— What is required —
Repeat the entries verbatim.
-- -- --
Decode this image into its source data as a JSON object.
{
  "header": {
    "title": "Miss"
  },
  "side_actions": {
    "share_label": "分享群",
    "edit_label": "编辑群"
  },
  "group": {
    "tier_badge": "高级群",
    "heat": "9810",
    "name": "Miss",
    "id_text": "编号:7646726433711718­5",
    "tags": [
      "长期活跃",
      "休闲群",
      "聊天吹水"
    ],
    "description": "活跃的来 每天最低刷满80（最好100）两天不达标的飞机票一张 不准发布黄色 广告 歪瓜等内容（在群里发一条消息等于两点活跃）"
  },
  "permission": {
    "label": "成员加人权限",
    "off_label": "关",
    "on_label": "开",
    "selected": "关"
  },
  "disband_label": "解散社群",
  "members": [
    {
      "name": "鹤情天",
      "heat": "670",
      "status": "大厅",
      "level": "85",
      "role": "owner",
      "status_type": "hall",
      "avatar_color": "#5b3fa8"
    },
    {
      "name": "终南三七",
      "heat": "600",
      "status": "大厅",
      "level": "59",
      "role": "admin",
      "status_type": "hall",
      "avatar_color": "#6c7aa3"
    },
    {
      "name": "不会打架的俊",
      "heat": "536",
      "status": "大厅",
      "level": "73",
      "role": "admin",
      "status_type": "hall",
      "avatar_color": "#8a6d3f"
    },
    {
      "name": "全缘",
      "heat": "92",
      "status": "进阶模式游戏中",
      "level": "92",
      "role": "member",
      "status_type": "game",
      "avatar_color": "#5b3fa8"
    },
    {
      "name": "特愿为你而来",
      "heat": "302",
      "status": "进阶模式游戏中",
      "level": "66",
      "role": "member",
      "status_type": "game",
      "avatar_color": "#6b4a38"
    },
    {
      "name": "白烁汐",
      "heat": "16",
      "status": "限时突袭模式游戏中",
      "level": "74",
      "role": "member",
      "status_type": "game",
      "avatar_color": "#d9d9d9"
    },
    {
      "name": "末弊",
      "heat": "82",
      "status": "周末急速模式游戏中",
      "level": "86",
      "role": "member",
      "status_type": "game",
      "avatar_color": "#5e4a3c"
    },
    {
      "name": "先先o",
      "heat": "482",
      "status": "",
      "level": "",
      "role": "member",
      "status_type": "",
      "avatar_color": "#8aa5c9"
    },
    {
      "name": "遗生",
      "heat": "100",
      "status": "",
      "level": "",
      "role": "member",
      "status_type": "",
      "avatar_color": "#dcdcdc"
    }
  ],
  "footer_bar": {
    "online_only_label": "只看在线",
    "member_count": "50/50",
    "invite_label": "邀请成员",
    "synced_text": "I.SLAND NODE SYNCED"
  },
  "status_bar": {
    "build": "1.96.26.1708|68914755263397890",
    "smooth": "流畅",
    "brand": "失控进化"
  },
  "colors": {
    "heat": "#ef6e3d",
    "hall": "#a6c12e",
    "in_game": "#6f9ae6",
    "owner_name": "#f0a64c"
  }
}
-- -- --
— Written solution —
Decode this image into its source data as a JSON object.
{
  "header": {
    "title": "Miss"
  },
  "side_actions": {
    "share_label": "分享群",
    "edit_label": "编辑群"
  },
  "group": {
    "tier_badge": "高级群",
    "heat": "9810",
    "name": "Miss",
    "id_text": "编号:7646726433711718­5",
    "tags": [
      "长期活跃",
      "休闲群",
      "聊天吹水"
    ],
    "description": "活跃的来 每天最低刷满80（最好100）两天不达标的飞机票一张 不准发布黄色 广告 歪瓜等内容（在群里发一条消息等于两点活跃）"
  },
  "permission": {
    "label": "成员加人权限",
    "off_label": "关",
    "on_label": "开",
    "selected": "关"
  },
  "disband_label": "解散社群",
  "members": [
    {
      "name": "鹤情天",
      "heat": "670",
      "status": "大厅",
      "level": "85",
      "role": "owner",
      "status_type": "hall",
      "avatar_color": "#5b3fa8"
    },
    {
      "name": "终南三七",
      "heat": "600",
      "status": "大厅",
      "level": "59",
      "role": "admin",
      "status_type": "hall",
      "avatar_color": "#6c7aa3"
    },
    {
      "name": "不会打架的俊",
      "heat": "536",
      "status": "大厅",
      "level": "73",
      "role": "admin",
      "status_type": "hall",
      "avatar_color": "#8a6d3f"
    },
    {
      "name": "全缘",
      "heat": "92",
      "status": "进阶模式游戏中",
      "level": "92",
      "role": "member",
      "status_type": "game",
      "avatar_color": "#5b3fa8"
    },
    {
      "name": "特愿为你而来",
      "heat": "302",
      "status": "进阶模式游戏中",
      "level": "66",
      "role": "member",
      "status_type": "game",
      "avatar_color": "#6b4a38"
    },
    {
      "name": "白烁汐",
      "heat": "16",
      "status": "限时突袭模式游戏中",
      "level": "74",
      "role": "member",
      "status_type": "game",
      "avatar_color": "#d9d9d9"
    },
    {
      "name": "末弊",
      "heat": "82",
      "status": "周末急速模式游戏中",
      "level": "86",
      "role": "member",
      "status_type": "game",
      "avatar_color": "#5e4a3c"
    },
    {
      "name": "先先o",
      "heat": "482",
      "status": "",
      "level": "",
      "role": "member",
      "status_type": "",
      "avatar_color": "#8aa5c9"
    },
    {
      "name": "遗生",
      "heat": "100",
      "status": "",
      "level": "",
      "role": "member",
      "status_type": "",
      "avatar_color": "#dcdcdc"
    }
  ],
  "footer_bar": {
    "online_only_label": "只看在线",
    "member_count": "50/50",
    "invite_label": "邀请成员",
    "synced_text": "I.SLAND NODE SYNCED"
  },
  "status_bar": {
    "build": "1.96.26.1708|68914755263397890",
    "smooth": "流畅",
    "brand": "失控进化"
  },
  "colors": {
    "heat": "#ef6e3d",
    "hall": "#a6c12e",
    "in_game": "#6f9ae6",
    "owner_name": "#f0a64c"
  }
}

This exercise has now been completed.